When you offer a clinical comment or opinion that you know others will likely rely on to make decisions about a patient’s care, you might be found to owe that patient a duty of care—even if you never met the patient.
Consider the following scenario in which a duty of care was found to have been created through a “hallway or corridor” consultation. While these consultations often take place face-to-face, they can also occur using other channels of communication such as a telephone call, a text message, or an email.
Child’s open fracture missed
An eleven-year-old girl arrives in the emergency department (ED) with a fractured radius and ulna with minimal displacement. She also has a small puncture wound on the forearm. The ED physician shows the X-rays to the on-call orthopaedic surgeon, who is in the department seeing another patient. The surgeon looks at the X-rays, but isn’t told and doesn’t ask about other pertinent details about the patient. He tells the ED physician the alignment seems acceptable, and advises dressing the wound, casting it, and arranging a clinic follow-up in one week. The surgeon’s misunderstanding is that the wound is only an abrasion. He does not see or assess the patient or any other parts of the patient’s record besides the X-rays.
The wound, in fact, is a significant finding. It is a result of a compound (open) fracture. The girl develops infection, compartment syndrome, and tissue necrosis. Her family launches a legal action. They also complain to the regulatory authority (College) about the ED physician and the surgeon.
The orthopaedic surgeon has difficulty accepting any responsibility for the care in this case since he had not actually seen the patient. However, the court found that he did indeed owe a duty of care to this patient as he had agreed to discuss the case with the ED physician, reviewed her X-rays, and provided an opinion on care that he knew or ought to have known would be relied on by the ED physician in treating the patient.
What the courts say about duty of care
The question of whether a duty of care is created can only be answered by the courts following consideration of the facts of each case. A duty of care is most often found to exist when there is a traditional doctor-patient relationship. However, a duty of care to provide appropriate advice in accordance with the relevant standard of care can arise in circumstances beyond this traditional relationship. At least one Canadian court has suggested that a physician may owe a duty of care where the consultant physician does not see or interact directly with the patient, such as when giving advice to a colleague during an informal hallway discussion about a patient. 1
An important consideration in determining whether a duty of care is created is whether the consulting physician knew or ought to have known that their advice would be relied on to make clinical decisions regarding the patient’s care. In the scenario involving the young girl who fell, the court found that the orthopaedic surgeon owed the patient a duty of care, in part, because he knew, or ought to have known, that the ED physician would rely on the advice and recommendations in these circumstances.
If the court finds that the consulting physician owes a duty of care to the patient, the next consideration will be whether the physician met the applicable standard of care in providing advice about the patient’s care. The standard will be determined by the court based on accepted practices of the profession at the relevant time.

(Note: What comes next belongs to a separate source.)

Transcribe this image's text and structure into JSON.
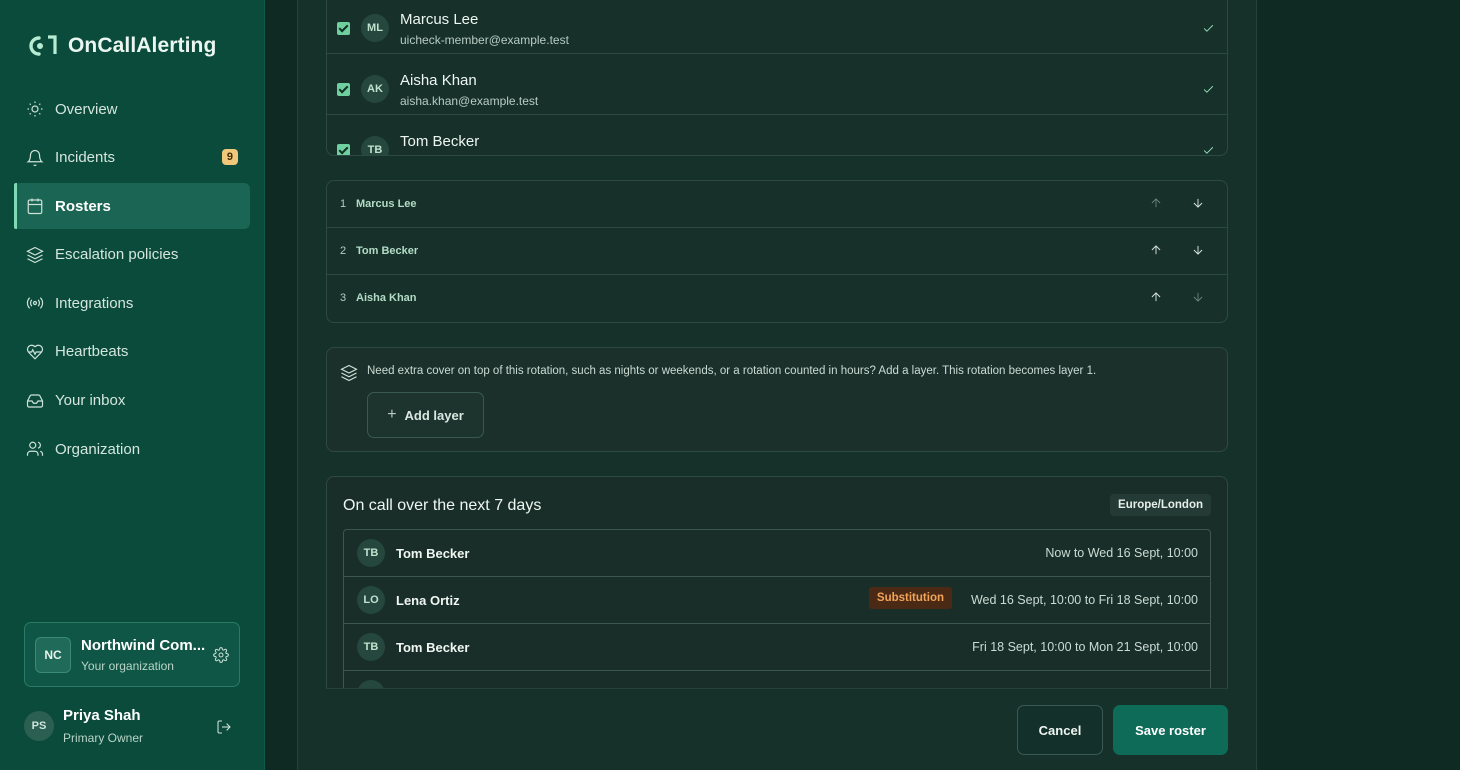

One of the questions the courts will consider in assessing whether a consultant physician acted in accordance with the standard of care is whether the physician had sufficient information to comment on a potential diagnosis. In the case of the young girl, the College found that despite reviewing the X-rays, the orthopaedic surgeon provided advice based on limited information. He did not review other clinically relevant information, such as the patient’s history, the details of the accident or her presenting injuries. Before offering an opinion that might be relied on in treating a patient, it is important to ensure you have sufficient information to comment or provide a clinical opinion about the patient’s diagnosis or treatment options.
The bottom line
Giving advice in “hallway or corridor” consultations is an important and necessary part of clinical practice and good patient care. When providing such advice or consults, you need to consider that you may owe the patient a duty of care—even if you have not seen the patient in person. While this should not deter you from agreeing to provide such advice to colleagues, you need to consider the following:
- Be aware that an informal discussion between colleagues in the hallway, electronically, or online can give rise to the risk of a legal action or College complaint for the consulting physician even without directly assessing the patient.
- Before you offer medical advice using any communication channel, assess whether you have enough relevant information about the patient and the clinical facts—ask questions, review additional documents, or offer to see the patient where appropriate and necessary to provide an opinion.
- Make reasonable efforts to document any information and advice you have given. While in some cases you may be constrained by factors such as whether you know the patient’s name and whether you have access to the patient’s medical record, your hospital or institution may have policies or protocols for documentation in these circumstances.
- Crawford v Penney, 2003 CanLll 32636 (ON SC), aff’d 2004 CanLll 22314 (ON CA)